* [HOW TO COMPLETE THIS TASK]
The entries below should be copied exactly and completely.

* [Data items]
━━━━━━━━━━━━━━━━━━━━

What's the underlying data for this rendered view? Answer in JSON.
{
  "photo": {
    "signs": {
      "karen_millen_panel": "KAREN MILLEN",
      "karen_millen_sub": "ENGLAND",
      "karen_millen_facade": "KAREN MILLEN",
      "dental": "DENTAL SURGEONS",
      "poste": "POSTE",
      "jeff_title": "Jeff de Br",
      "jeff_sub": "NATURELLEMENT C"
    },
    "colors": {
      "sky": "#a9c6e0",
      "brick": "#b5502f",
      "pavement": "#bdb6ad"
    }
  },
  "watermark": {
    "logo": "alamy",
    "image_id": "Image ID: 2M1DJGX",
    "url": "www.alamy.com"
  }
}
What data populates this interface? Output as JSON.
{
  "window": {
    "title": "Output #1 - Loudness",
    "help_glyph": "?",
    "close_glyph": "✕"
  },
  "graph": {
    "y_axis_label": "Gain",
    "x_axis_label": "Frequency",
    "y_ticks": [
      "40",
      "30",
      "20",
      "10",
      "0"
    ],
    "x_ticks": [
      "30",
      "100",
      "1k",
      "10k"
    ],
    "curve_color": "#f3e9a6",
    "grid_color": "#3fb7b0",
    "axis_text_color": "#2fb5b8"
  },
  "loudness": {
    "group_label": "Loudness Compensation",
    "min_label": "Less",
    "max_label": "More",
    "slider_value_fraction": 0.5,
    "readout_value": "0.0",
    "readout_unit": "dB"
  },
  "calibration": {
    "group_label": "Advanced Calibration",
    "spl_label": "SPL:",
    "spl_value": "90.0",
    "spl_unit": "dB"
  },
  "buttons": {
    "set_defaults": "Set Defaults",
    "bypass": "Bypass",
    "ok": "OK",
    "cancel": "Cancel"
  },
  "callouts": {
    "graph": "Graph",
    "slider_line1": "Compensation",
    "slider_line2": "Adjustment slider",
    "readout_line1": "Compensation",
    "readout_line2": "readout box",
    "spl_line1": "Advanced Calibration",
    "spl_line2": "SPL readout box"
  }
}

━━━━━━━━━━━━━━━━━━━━

* [PROBLEM SOLUTION]
What's the underlying data for this rendered view? Answer in JSON.
{
  "photo": {
    "signs": {
      "karen_millen_panel": "KAREN MILLEN",
      "karen_millen_sub": "ENGLAND",
      "karen_millen_facade": "KAREN MILLEN",
      "dental": "DENTAL SURGEONS",
      "poste": "POSTE",
      "jeff_title": "Jeff de Br",
      "jeff_sub": "NATURELLEMENT C"
    },
    "colors": {
      "sky": "#a9c6e0",
      "brick": "#b5502f",
      "pavement": "#bdb6ad"
    }
  },
  "watermark": {
    "logo": "alamy",
    "image_id": "Image ID: 2M1DJGX",
    "url": "www.alamy.com"
  }
}
What data populates this interface? Output as JSON.
{
  "window": {
    "title": "Output #1 - Loudness",
    "help_glyph": "?",
    "close_glyph": "✕"
  },
  "graph": {
    "y_axis_label": "Gain",
    "x_axis_label": "Frequency",
    "y_ticks": [
      "40",
      "30",
      "20",
      "10",
      "0"
    ],
    "x_ticks": [
      "30",
      "100",
      "1k",
      "10k"
    ],
    "curve_color": "#f3e9a6",
    "grid_color": "#3fb7b0",
    "axis_text_color": "#2fb5b8"
  },
  "loudness": {
    "group_label": "Loudness Compensation",
    "min_label": "Less",
    "max_label": "More",
    "slider_value_fraction": 0.5,
    "readout_value": "0.0",
    "readout_unit": "dB"
  },
  "calibration": {
    "group_label": "Advanced Calibration",
    "spl_label": "SPL:",
    "spl_value": "90.0",
    "spl_unit": "dB"
  },
  "buttons": {
    "set_defaults": "Set Defaults",
    "bypass": "Bypass",
    "ok": "OK",
    "cancel": "Cancel"
  },
  "callouts": {
    "graph": "Graph",
    "slider_line1": "Compensation",
    "slider_line2": "Adjustment slider",
    "readout_line1": "Compensation",
    "readout_line2": "readout box",
    "spl_line1": "Advanced Calibration",
    "spl_line2": "SPL readout box"
  }
}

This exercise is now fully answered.